StubHub provides a place for people to buy and sell tickets for sports, concerts and the theater. They have a testing platform in place, so we took a look at the home page to brainstorm recommendations for a solid test. After considering all the angles—who was coming to the site, what their intent was, etc.—we found just the ticket. (Yes, I did.)
The search is over
I love seeing live music. So if I’m looking for tickets to see, say, Radiohead, I have a strong intent to purchase. I know I love the band, I know I want to go see the show and I have mentally set aside the dollars needed to buy tickets. So what’s the first thing I’m going to do if I land on StubHub’s site?
Search. I’m going to enter “Radiohead” into the search bar, find the nearest venue and see what seats are available. StubHub has some interesting opportunities for testing the search function. You could try these same tests on your site and see a nice push in conversions:
1. Lower the (search) bar. A technique used on some sites is to have a conversion element—e.g., search bar, sign-up form—follow the user as they scroll down. If done in a well-designed, unobtrusive way, this is a great incentive to convert. Just remember to avoid the route of loud design and annoying, in-your-face functionality. StubHub would be smart to test this function with their search bar, so as visitors scrolled down, they always had the ability to dive right into a ticket search and purchase.
2. Give search more prominence. It would be an interesting test if StubHub replaced the “How StubHub works” module with a search module. They could still have a subtle link to how it works. But truthfully, I’d be interested to know how many people click that. The site is already pretty intuitive, and a lot of the traffic comes from repeat visitors familiar with its function. If this test proved to bump up conversions, then the next logical test would be:
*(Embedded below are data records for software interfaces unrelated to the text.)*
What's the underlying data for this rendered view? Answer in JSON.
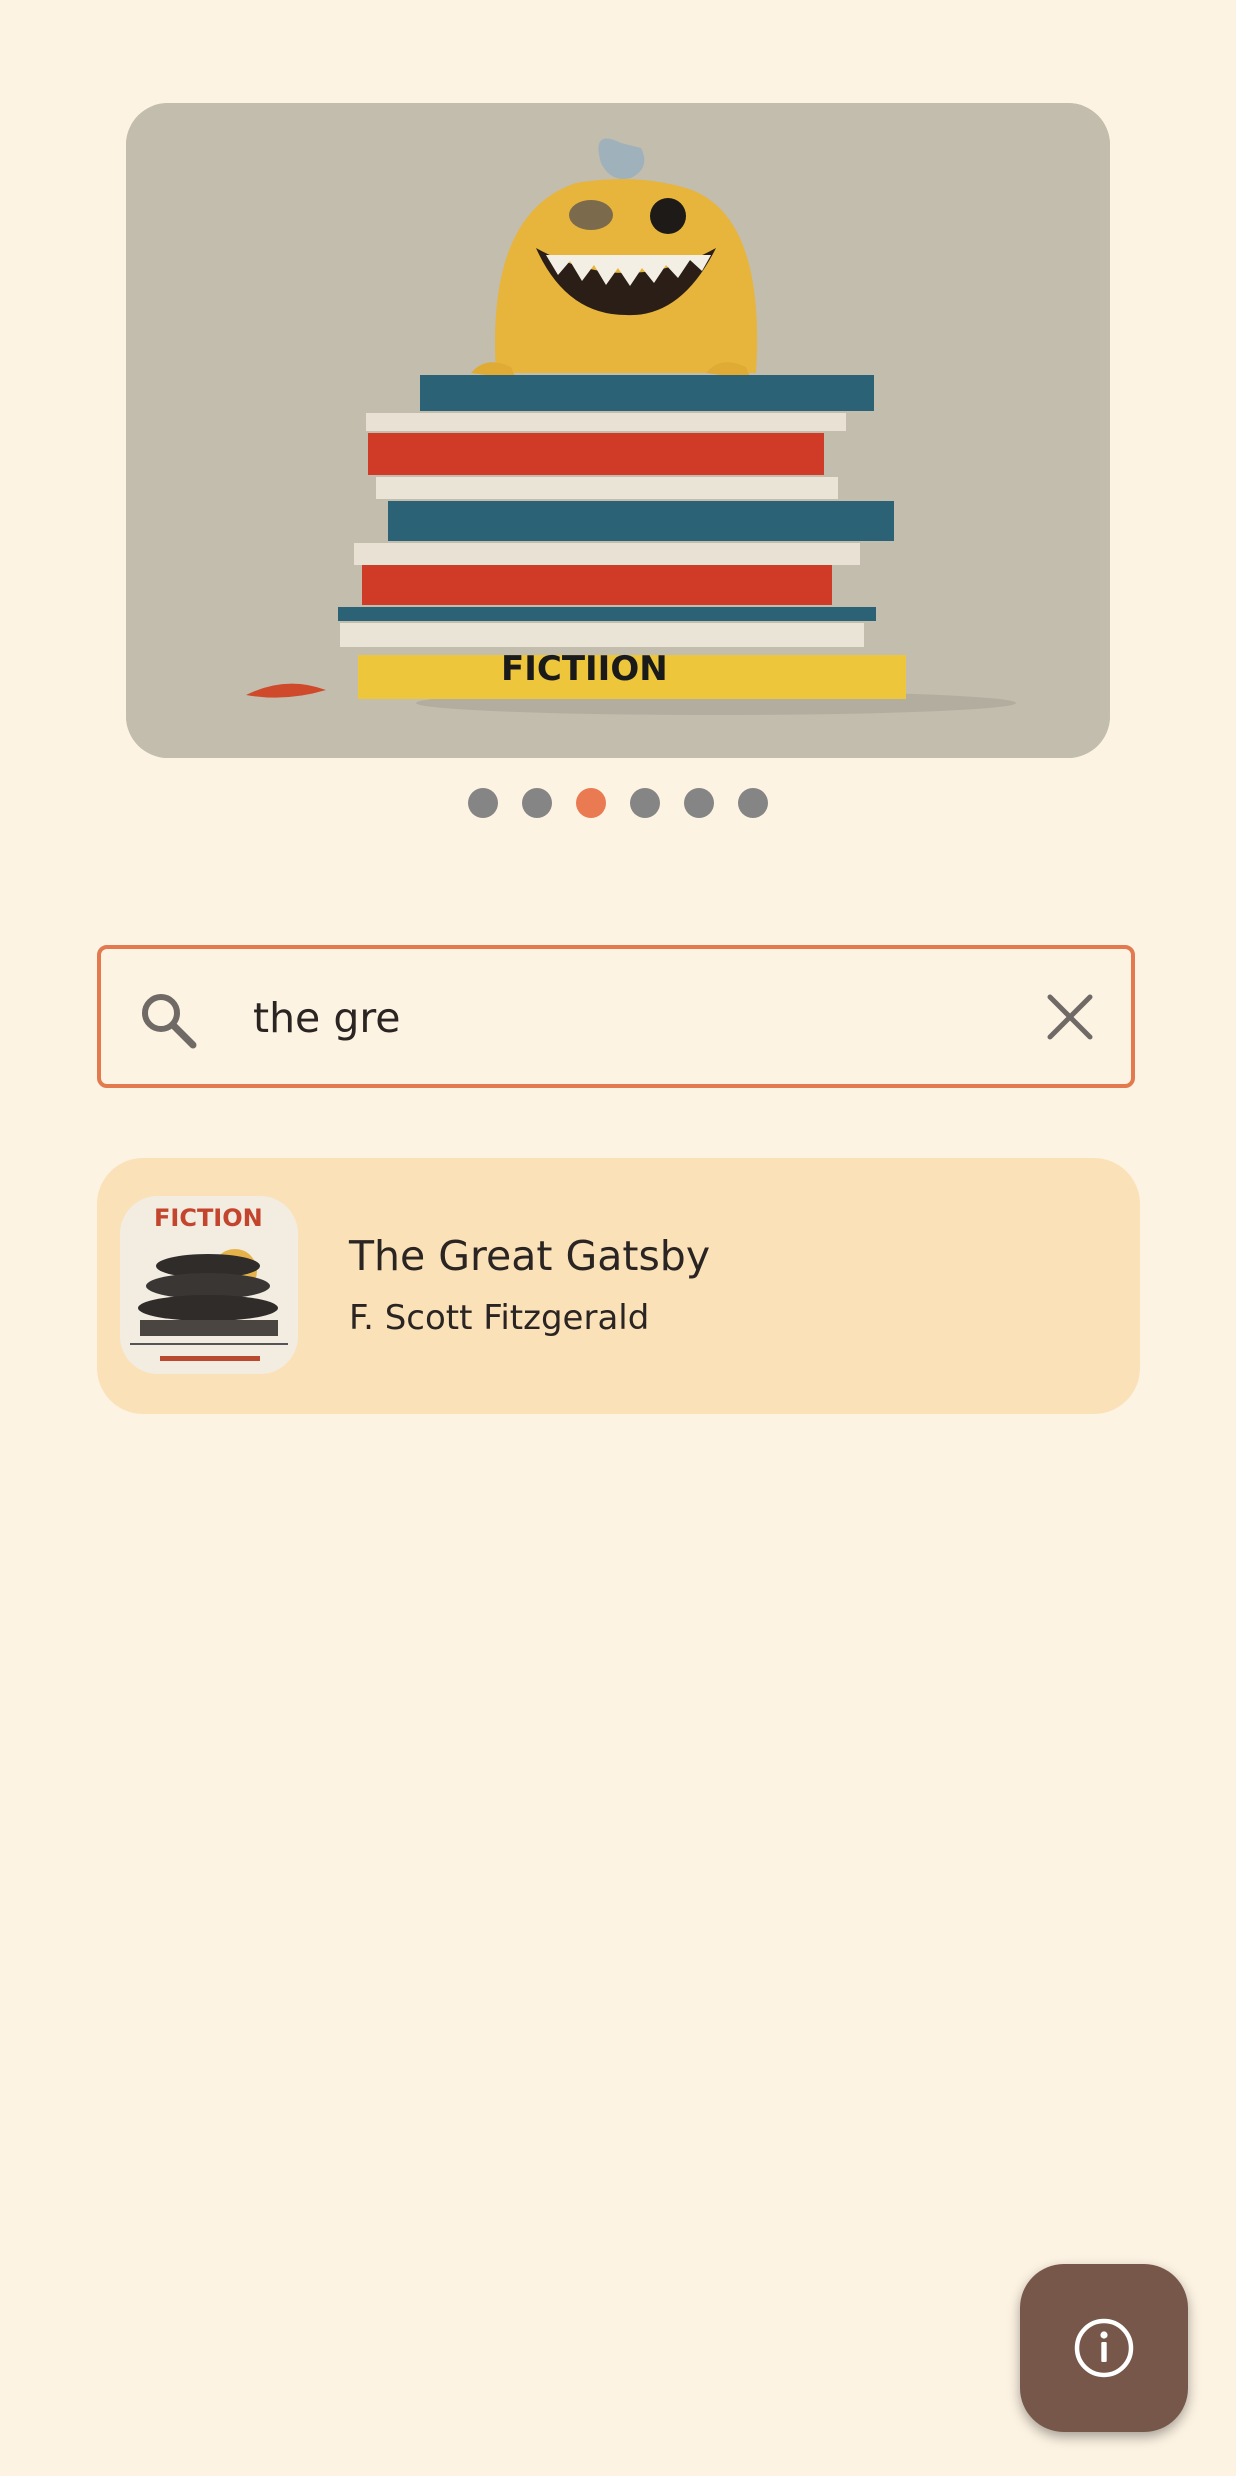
{
  "carousel": {
    "image": {
      "cover_text": "FICTIION",
      "description_icon": "book-stack-monster-illustration"
    },
    "dots_count": 6,
    "active_dot_index": 2,
    "colors": {
      "dot_inactive": "#858585",
      "dot_active": "#ea7a52"
    }
  },
  "search": {
    "icon": "search-icon",
    "value": "the gre",
    "clear_icon": "close-icon",
    "border_color": "#e2794f"
  },
  "results": [
    {
      "title": "The Great Gatsby",
      "author": "F. Scott Fitzgerald",
      "cover_text": "FICTION",
      "background": "#fbe1b8"
    }
  ],
  "fab": {
    "icon": "info-icon",
    "background": "#76574a"
  },
  "colors": {
    "page_background": "#fdf3e3",
    "text_primary": "#2a2522"
  }
}
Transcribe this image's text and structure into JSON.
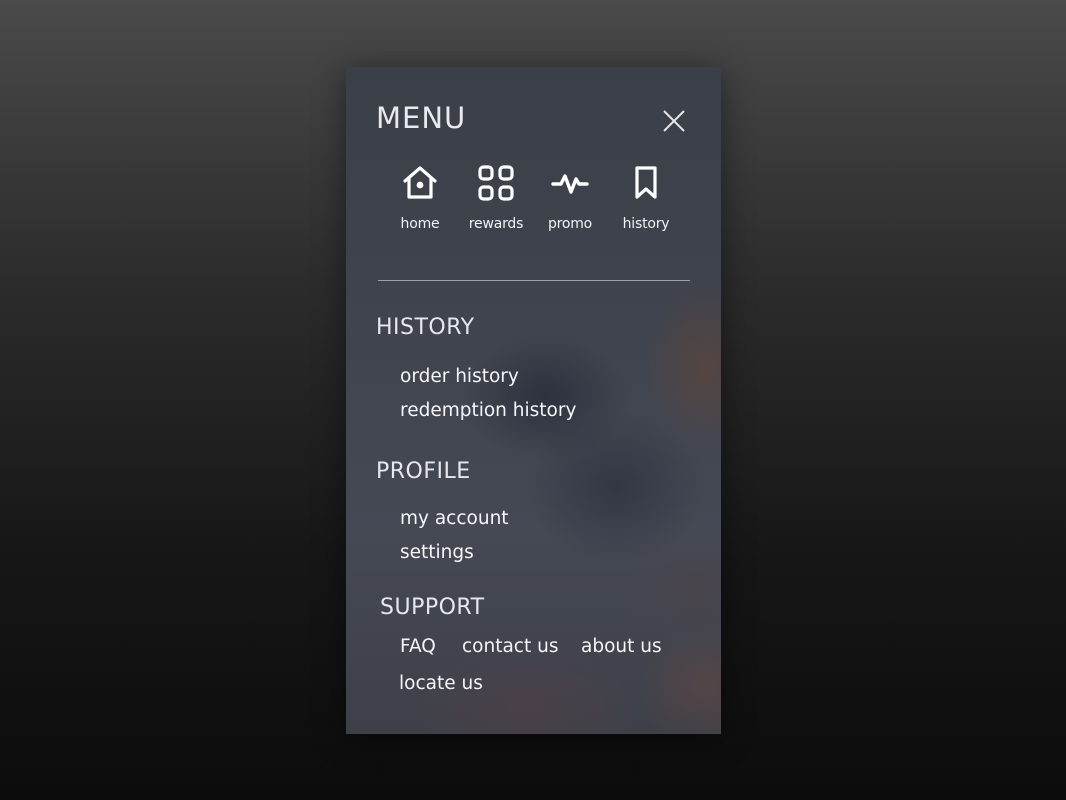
{
  "menu": {
    "title": "MENU",
    "close_icon": "close-icon"
  },
  "quick_nav": [
    {
      "label": "home",
      "icon": "home-icon"
    },
    {
      "label": "rewards",
      "icon": "grid-icon"
    },
    {
      "label": "promo",
      "icon": "pulse-icon"
    },
    {
      "label": "history",
      "icon": "bookmark-icon"
    }
  ],
  "sections": {
    "history": {
      "title": "HISTORY",
      "links": [
        "order history",
        "redemption history"
      ]
    },
    "profile": {
      "title": "PROFILE",
      "links": [
        "my account",
        "settings"
      ]
    },
    "support": {
      "title": "SUPPORT",
      "links": [
        "FAQ",
        "contact us",
        "about us",
        "locate us"
      ]
    }
  },
  "colors": {
    "text": "#f6f6f8",
    "panel": "#3a3f4a",
    "divider": "#9a9ca3"
  }
}
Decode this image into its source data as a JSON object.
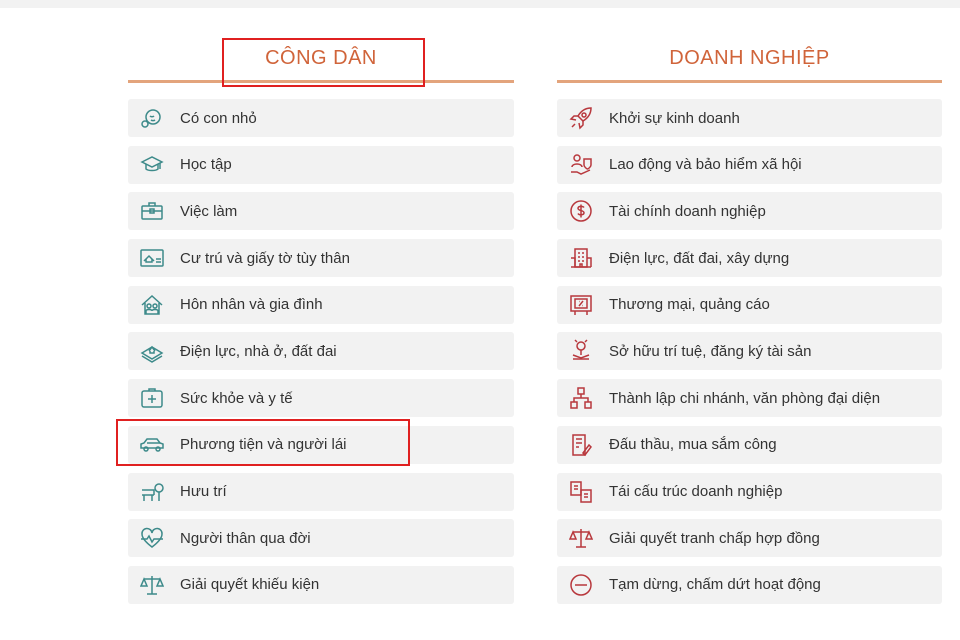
{
  "cong_dan": {
    "title": "CÔNG DÂN",
    "items": [
      {
        "label": "Có con nhỏ",
        "icon": "baby-icon"
      },
      {
        "label": "Học tập",
        "icon": "graduation-cap-icon"
      },
      {
        "label": "Việc làm",
        "icon": "briefcase-icon"
      },
      {
        "label": "Cư trú và giấy tờ tùy thân",
        "icon": "id-card-icon"
      },
      {
        "label": "Hôn nhân và gia đình",
        "icon": "family-home-icon"
      },
      {
        "label": "Điện lực, nhà ở, đất đai",
        "icon": "land-icon"
      },
      {
        "label": "Sức khỏe và y tế",
        "icon": "medical-cross-icon"
      },
      {
        "label": "Phương tiện và người lái",
        "icon": "car-icon"
      },
      {
        "label": "Hưu trí",
        "icon": "retirement-bench-icon"
      },
      {
        "label": "Người thân qua đời",
        "icon": "heartbeat-icon"
      },
      {
        "label": "Giải quyết khiếu kiện",
        "icon": "scales-icon"
      }
    ]
  },
  "doanh_nghiep": {
    "title": "DOANH NGHIỆP",
    "items": [
      {
        "label": "Khởi sự kinh doanh",
        "icon": "rocket-icon"
      },
      {
        "label": "Lao động và bảo hiểm xã hội",
        "icon": "worker-insurance-icon"
      },
      {
        "label": "Tài chính doanh nghiệp",
        "icon": "dollar-icon"
      },
      {
        "label": "Điện lực, đất đai, xây dựng",
        "icon": "building-icon"
      },
      {
        "label": "Thương mại, quảng cáo",
        "icon": "billboard-icon"
      },
      {
        "label": "Sở hữu trí tuệ, đăng ký tài sản",
        "icon": "intellectual-property-icon"
      },
      {
        "label": "Thành lập chi nhánh, văn phòng đại diện",
        "icon": "org-chart-icon"
      },
      {
        "label": "Đấu thầu, mua sắm công",
        "icon": "bidding-document-icon"
      },
      {
        "label": "Tái cấu trúc doanh nghiệp",
        "icon": "restructure-icon"
      },
      {
        "label": "Giải quyết tranh chấp hợp đồng",
        "icon": "scales-icon"
      },
      {
        "label": "Tạm dừng, chấm dứt hoạt động",
        "icon": "minus-circle-icon"
      }
    ]
  },
  "colors": {
    "heading": "#d0643a",
    "heading_underline": "#e3a47c",
    "cong_dan_icon": "#3d8a8a",
    "doanh_nghiep_icon": "#b8383d",
    "highlight_box": "#e02020",
    "item_background": "#f2f2f2"
  }
}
3. Form a search party. Make search the hero. We already know that people are coming to the site to search for tickets. Why not test a large module that stretches across the top of the site and allows you to search? This is a chance to incorporate advanced search functions. The current content at the top can shift down, or the module can be designed to include that content secondary to search. This would give StubHub a lot of valuable learnings about their customers’ online behavior.
If you offer services or products on your site that warrant a search bar, you might want to consider these tests. When a customer knows what they want, making it as easy as possible to find it is a no-brainer. Why make a customer jump through the visual hoops of a content-laden site when you know they want one thing?